LOS ANGELES – For a guy supposedly a mile per hour or two from putting his glove on the other hand and starting his pitching career over, this time with his left arm, Jason Schmidt was uncommonly composed in the Los Angeles Dodgers clubhouse early Monday evening.
At the conclusion of an afternoon in which he allowed seven hits and four runs in a little more than four innings, left the game because of dehydration on a 70-degree day and took his first loss under a three-year, $47-million contract with the Dodgers, he was not at all concerned with the machinery – anatomical or technological – that purportedly put him in this spot.
He said his arm is fine. He said the radar readings are unimportant. He said he is the pitcher he's always been, with slight modifications in perspective and rationale. Yes, at 34 years old. Yes, with a fastball that sometimes seems to return from the catcher at greater velocities than he delivered it.
"Last year I didn't throw as hard as now," Schmidt said, "and the year before was even less."
So there you go. He actually is gaining velocity.
It has been a couple seasons of scouts shaking and re-reading their radar guns, however. And then he came to Los Angeles, where everyone remembered the power pitcher with the electric fastball and came to find out he still is pitching off his fastball, only it doesn't sound or look as hard. He started Monday's game against the Colorado Rockies with two 78-mph fastballs and gave up a first-inning home run to Garrett Atkins on a fastball that arrived at 82, all according to a Dodger Stadium gun reputed to be one of the slowest in the game.
"In this park, you just don't look," Schmidt said. "It can mess a guy up if you really pay attention to it."
Still, Atkins maybe couldn't decide whether to hit it over the left-field wall or catch it and throw it back.

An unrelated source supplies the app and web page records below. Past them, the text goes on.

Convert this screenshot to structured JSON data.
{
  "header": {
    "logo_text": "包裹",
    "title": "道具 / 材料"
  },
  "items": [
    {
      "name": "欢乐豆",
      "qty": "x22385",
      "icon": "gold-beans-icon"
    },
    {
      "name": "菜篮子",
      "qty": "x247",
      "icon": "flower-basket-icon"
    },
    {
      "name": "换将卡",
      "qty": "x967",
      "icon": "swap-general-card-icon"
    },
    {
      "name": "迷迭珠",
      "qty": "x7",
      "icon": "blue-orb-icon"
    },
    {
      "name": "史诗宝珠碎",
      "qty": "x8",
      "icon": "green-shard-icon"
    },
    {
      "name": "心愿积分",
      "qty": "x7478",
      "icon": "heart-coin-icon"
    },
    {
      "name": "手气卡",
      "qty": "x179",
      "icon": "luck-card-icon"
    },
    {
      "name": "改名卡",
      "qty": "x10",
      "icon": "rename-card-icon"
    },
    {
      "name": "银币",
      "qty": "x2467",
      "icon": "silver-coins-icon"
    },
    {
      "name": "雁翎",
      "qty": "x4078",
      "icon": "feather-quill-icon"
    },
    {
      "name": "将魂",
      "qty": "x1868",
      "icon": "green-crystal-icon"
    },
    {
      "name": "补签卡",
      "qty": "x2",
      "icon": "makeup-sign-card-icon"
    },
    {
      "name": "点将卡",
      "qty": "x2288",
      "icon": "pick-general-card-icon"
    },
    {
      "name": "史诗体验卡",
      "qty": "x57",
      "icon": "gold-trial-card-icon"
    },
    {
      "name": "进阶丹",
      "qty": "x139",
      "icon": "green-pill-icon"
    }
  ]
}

He chose to give the Rockies a 1-0 lead in what ultimately became a 6-3 win.
A major-league scout behind home plate said his gun had Schmidt's fastball between 84 and 90 mph, averaging 87. Another scout who saw him in San Francisco in September said Schmidt averaged 93 then and occasionally humped it up to 96. There was none of that Monday against the Rockies, against whom Schmidt once touched 90.

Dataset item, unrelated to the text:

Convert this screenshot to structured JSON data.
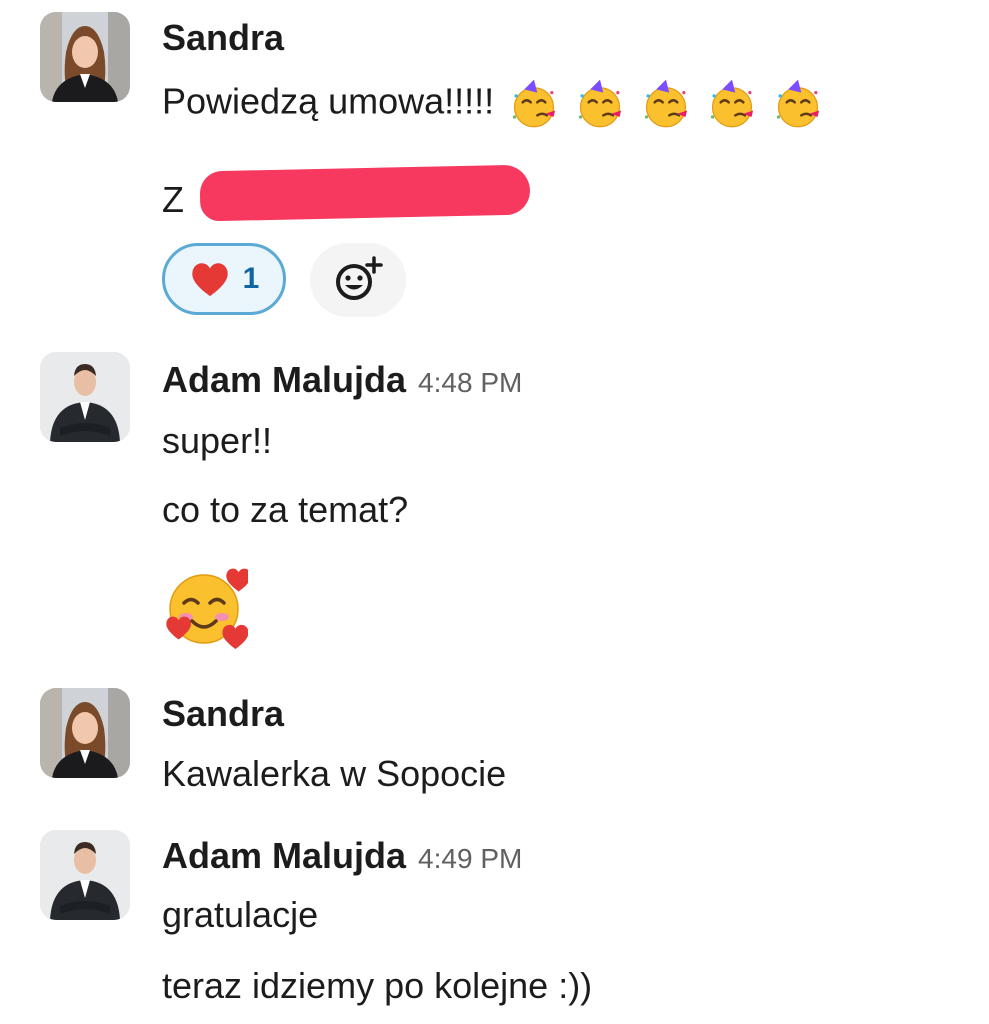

"I've been hearing this for three years," Schmidt said. "It's kind of like, 'Hey, the adjustment came three years ago.' "
It was then, after a decade of having the arm speed that generated the backspin that caused the baseball to rise – or, OK, appear to rise – through the strike zone, Schmidt said he momentarily lacked what he called "that late life."
The Giants, he said, were unconcerned. He, Schmidt said, was a wreck.
"I had a thing three years ago," he said. "I was throwing, I didn't know what it was, but it wasn't right. The natural instinct was to throw harder and harder and harder. … And it kept going slower and slower and slower. I thought, 'All right, I've got to hit my spots and pitch and quit putting so much emphasis on velocity.' "
Last August at Dodger Stadium, in one of the enthralling games of the season, Schmidt and Greg Maddux matched each other with eight-inning shutouts. Schmidt allowed five hits, Maddux two.
"Neither one of us," Schmidt said, "touched 90."
Well, certainly Maddux didn't.
"It's pitching," he said. "That's why you use the fastball. You add and subtract, and those are two totally different pitches."
Now, he insists, he again throws a fastball with late movement, even at something less than career velocity. He was seven games better than .500 in his final two seasons with the Giants, pitching with what he has now, which he developed by studying the likes of Curt Schilling and John Smoltz. He sharpened it in more than 800 innings over the past four seasons.
His changeup still is one of the five or 10 best in the game and still is the pitch that haunts hitters in strikeout counts. And he believes he can control a lineup in the mid- to high-80s, just as he once did in the 90s.
"I don't know if he can make the transition. No one really knows," one scout said. "In making that transition, he's got to be OK being that guy and not being the power guy at game time."
Schmidt insists that he can make it and, in fact, that he already has. The Dodgers will go along. At a time when there are high-end starters on disabled lists all over baseball – Chris Carpenter, Chien-Ming Wang, Bartolo Colon, Pedro Martinez, Randy Johnson, Cliff Lee, Kenny Rogers – speaking again to the fragility of such wealth, it is enough to know that Schmidt's hamstring cramp was only that, meaning he'll take the ball again in five days and give them a reasonable chance to win.
If the velocity comes and goes, it really won't matter as long as the results don't ebb and flow with it. If they overpaid at $47 million for a reasonable chance to win, well, the price for guaranteed victory apparently was closer to $126 million.
It's a fastball. Schmidt will make do. The radar gun can say whatever it wants, but he won't be listening.